In one edition Aldred brought her own motor-cycle into the Corners studio, the ability to ride one being something apparently crucial to her casting as Ace, even though she never rode one in the series – somewhere in the development was Ace supposed to be a biker – a leather BSA jacketed ‘rocker’ like George Michael in 1987’s Faith video – another example of the post-modern snatch and grab cultural reference points of the age.
Referencing/recycling the past was a trend that would take us well into the 90’s and beyond, maybe the whole universe was going backwards. If so, Greatest Show in the Galaxy saw Who arrived at this assertion a good twelve months before Red Dwarf. If Doctor Who was on trend, perhaps this ‘anarchic-collage-of-old-and-new’ approach wasn’t going to be a long lived or one that would date well – what viewer doesn’t still wince at the Ring Master’s rapping?
One could argue that this leaves the Doctor, and the show, as mentioned earlier, rather like Dead Beat, a persecuted traveller wandering a wasteland where cheap pop-culture trends and clichés go to die.
However, what goes around truly does come around; later in the narrative Dead Beat is revived and returns as King Pin, a leader, not just a persecuted traveller then, but also a wise fool stuck in limbo only temporarily (ready for the Second Summer of Love). To recall narrative convention, a wise fool is one free from the barriers of social convention, like the Doctor himself, able to converse with ‘kings’ (the Gods of Ragnork) and ‘common folk’ (Peggy Mount’s Stalls-lady), one who can possibly greater anticipate and weather the hand of fate.
Read as a the season opener it was intended to be (moved to the back of the run after Seoul Olympic coverage delayed the broadcast schedule – producer John Nathan Turner keen to ensure Silver Nemesis’ broadcast coincided with the 25th anniversary date), Greatest Show in the Galaxy leans us toward the view that the show, rather like the Doctor, was setting out its own stall, well aware of the wasteland paths it had to tread, like Stańczyk, the 1514 painting by Jan Matejko, a jester, a wise fool troubled by a changing future as fickle as fashion and the T.V schedules.
Episode 4, broadcast on January 4 1988 saw 6.6 million viewers, McCoy’s highest, but more wisely regarded as a post-New Year fluke than any true ratings triumph.
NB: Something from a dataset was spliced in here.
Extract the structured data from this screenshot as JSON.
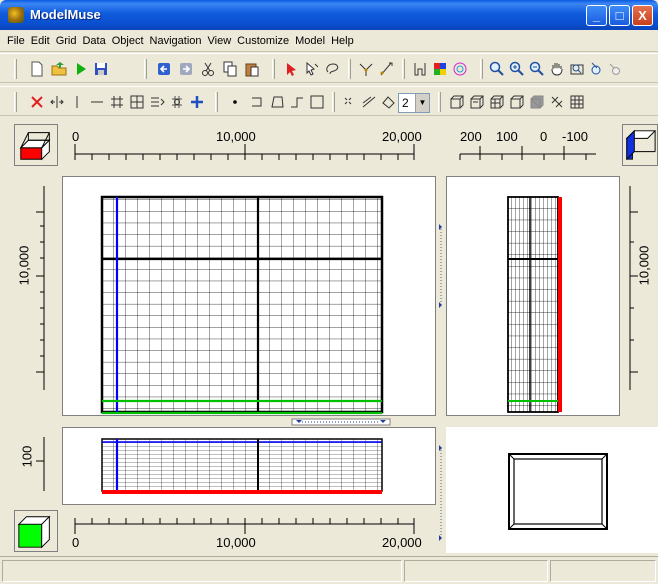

Wise indeed as unbeknown at the time, cancellation and a home video ‘underground’ loomed in the years before the series’ revival.
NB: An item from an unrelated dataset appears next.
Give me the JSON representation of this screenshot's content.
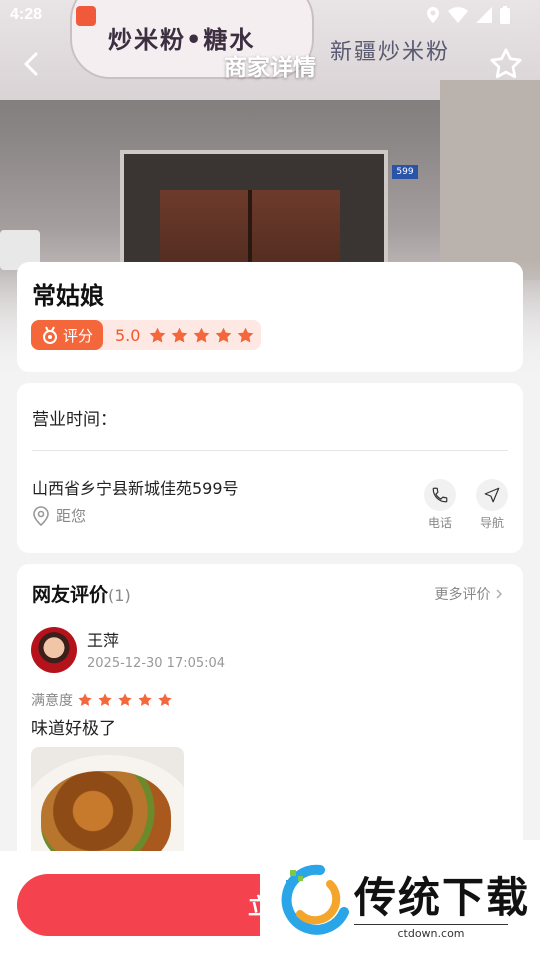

For a number of years only the less fashion conscious (or those ‘sub-culturally immersed’), those pigeon-holed as ‘Whizzkid’ types would seem to care. Whizzkid, it should be noted, played by Gian Sammarco, at the time recognisable as TV’s Adrian Mole, the angst ridden 1980’s teen who when asking school bully Barry Kemp why it was he was always being picked was told ‘..because you were flared trousers…it’s as good a reason as any’.
As Yazz and the Plastic Population reminded us with their hit single that year ‘…being on the bottom line sure ain’t no fun…’, perhaps no matter how it styled itself (or used the latest in branded washing powder) in 1988 Doctor Who was still looked upon as the bottom line, like a pair of flared trousers and a tank top in a jumble-sale.
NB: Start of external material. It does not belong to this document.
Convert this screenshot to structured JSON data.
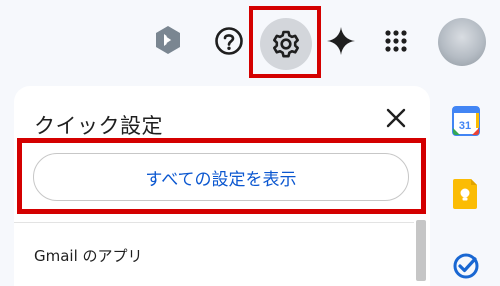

But as we know fashions come and go, maybe Tennant and Smith’s Doctors thought they were playing safe with the skinny suit, likewise Capalidi with his hoodie style jacket, but then again, being in fashion can be just as dangerous as falling out of fashion…
❉ George Cromack is a writer and tutor working in H.E and Adult Education, he is currently working towards his film based PhD examining the Folk Horror film genre. George writes fiction, non-fiction, prose and script for screen.